`s_in1, s_in2`

the number of sampled points that fall within each of the volumes individually.`s_inboth`

the number of sampled points that fall within both volumes.`s_ineither`

the number of points that fall within either of the volumes.`psmallest`

the proportion of points that fall within both volumes divided by the number of points that fall within the smallest volume.`pboth`

the proportion of points that fall within both volumes divided by the total number of points that fall within both volumes.

If the Monte Carlo solution is used, a number of points much greater than the default should be considered (Stoddard & Stevens(2011) use around 750,000 points, but more or fewer might be required depending on the degree of overlap).

Stoddard & Stevens (2011) originally obtained the volume overlap through Monte Carlo simulations of points within the range of the volumes, and obtaining the frequency of simulated values that fall inside the volumes defined by both sets of color points.

Here we present an exact solution based on finding common vertices to both volumes
and calculating its volume. However, we also the Monte Carlo solution is available through
the `montecarlo=TRUE`

option.

Stoddard & Stevens (2011) also return the value of the overlap relative to one of the volumes (in that case, the host species). However, for other applications this value may not be what one expects to obtain if (1) the two volumes differ considerably in size, or (2) one of the volumes is entirely contained within the other. For this reason, we also report the volume relative to the union of the two input volumes, which may be more adequate in most cases.

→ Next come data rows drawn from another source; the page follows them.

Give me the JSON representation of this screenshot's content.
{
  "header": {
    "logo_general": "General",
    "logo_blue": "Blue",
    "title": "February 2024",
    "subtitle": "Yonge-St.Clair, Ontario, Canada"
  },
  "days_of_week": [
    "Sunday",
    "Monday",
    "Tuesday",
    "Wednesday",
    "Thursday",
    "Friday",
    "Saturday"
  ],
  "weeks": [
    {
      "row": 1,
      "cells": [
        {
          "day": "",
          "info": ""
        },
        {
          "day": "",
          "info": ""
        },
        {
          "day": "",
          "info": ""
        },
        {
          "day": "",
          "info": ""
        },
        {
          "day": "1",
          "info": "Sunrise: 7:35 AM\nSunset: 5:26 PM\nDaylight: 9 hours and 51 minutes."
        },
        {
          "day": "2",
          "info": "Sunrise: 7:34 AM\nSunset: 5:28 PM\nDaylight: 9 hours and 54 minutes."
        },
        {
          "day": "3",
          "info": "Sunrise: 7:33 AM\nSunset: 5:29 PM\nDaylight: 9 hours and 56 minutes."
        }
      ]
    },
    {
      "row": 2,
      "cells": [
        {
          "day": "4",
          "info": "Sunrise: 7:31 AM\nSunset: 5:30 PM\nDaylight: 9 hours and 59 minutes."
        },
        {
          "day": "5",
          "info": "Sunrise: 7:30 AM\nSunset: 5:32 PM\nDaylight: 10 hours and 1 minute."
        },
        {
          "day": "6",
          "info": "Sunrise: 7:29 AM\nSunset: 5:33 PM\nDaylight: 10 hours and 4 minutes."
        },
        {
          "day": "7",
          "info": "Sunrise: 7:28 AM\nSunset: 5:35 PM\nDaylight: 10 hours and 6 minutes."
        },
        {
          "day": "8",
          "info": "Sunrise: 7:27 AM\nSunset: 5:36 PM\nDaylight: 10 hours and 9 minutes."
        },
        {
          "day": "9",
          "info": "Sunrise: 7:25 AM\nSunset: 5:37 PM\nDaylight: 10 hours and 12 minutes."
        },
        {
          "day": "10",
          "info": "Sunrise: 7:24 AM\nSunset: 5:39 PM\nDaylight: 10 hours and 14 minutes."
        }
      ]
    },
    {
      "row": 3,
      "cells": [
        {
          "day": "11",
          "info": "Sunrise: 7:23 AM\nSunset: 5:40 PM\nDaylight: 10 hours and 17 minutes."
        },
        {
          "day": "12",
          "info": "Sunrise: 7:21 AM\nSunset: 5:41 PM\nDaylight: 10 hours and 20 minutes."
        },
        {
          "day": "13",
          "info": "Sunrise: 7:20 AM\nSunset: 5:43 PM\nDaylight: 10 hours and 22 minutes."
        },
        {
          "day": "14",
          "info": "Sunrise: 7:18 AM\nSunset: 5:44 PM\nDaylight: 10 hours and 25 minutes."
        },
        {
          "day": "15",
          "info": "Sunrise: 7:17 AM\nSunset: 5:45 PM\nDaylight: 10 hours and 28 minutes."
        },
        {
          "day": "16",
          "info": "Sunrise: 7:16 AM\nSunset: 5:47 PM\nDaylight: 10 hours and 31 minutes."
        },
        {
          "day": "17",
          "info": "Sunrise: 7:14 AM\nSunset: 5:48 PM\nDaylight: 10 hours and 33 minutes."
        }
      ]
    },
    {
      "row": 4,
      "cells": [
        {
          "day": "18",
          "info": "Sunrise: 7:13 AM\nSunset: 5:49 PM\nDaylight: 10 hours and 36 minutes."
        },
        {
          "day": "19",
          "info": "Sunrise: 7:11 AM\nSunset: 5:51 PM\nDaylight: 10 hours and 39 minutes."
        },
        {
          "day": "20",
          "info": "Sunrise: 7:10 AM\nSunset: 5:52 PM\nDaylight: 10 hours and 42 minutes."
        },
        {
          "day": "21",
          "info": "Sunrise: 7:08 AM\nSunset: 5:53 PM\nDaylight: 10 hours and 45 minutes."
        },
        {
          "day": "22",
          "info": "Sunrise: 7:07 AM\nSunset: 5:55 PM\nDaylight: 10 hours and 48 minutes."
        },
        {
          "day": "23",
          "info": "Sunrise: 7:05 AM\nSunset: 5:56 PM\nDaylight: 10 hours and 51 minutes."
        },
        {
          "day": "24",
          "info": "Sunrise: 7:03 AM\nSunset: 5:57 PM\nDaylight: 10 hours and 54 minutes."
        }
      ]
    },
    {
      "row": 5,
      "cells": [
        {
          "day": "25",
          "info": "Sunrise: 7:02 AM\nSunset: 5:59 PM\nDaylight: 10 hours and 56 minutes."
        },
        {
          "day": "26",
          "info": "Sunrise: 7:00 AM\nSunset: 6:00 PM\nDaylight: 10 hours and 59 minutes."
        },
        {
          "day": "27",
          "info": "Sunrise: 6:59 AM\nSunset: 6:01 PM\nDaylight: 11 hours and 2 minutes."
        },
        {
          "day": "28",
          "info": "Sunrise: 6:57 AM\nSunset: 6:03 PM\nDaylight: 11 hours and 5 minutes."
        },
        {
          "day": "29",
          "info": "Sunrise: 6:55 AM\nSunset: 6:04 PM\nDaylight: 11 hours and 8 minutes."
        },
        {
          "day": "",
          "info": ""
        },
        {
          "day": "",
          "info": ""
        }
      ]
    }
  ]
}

Stoddard, M. C., & Prum, R. O. (2008). Evolution of avian plumage color in a tetrahedral color space: A phylogenetic analysis of new world buntings. The American Naturalist, 171(6), 755-776.

Stoddard, M. C., & Stevens, M. (2011). Avian vision and the evolution of egg color mimicry in the common cuckoo. Evolution, 65(7), 2004-2013.

Villeger, S., Novack-Gottshall, P. M., & Mouillot, D. (2011). The multidimensionality of the niche reveals functional diversity changes in benthic marine biotas across geological time. Ecology Letters, 14(6), 561-568.

# NOT RUN { data(sicalis) tcs.sicalis.C <- subset(colspace(vismodel(sicalis)), 'C') tcs.sicalis.T <- subset(colspace(vismodel(sicalis)), 'T') tcs.sicalis.B <- subset(colspace(vismodel(sicalis)), 'B') voloverlap(tcs.sicalis.T, tcs.sicalis.B) voloverlap(tcs.sicalis.T, tcs.sicalis.C, plot = T) voloverlap(tcs.sicalis.T, tcs.sicalis.C, plot = T, col = 1:3) # }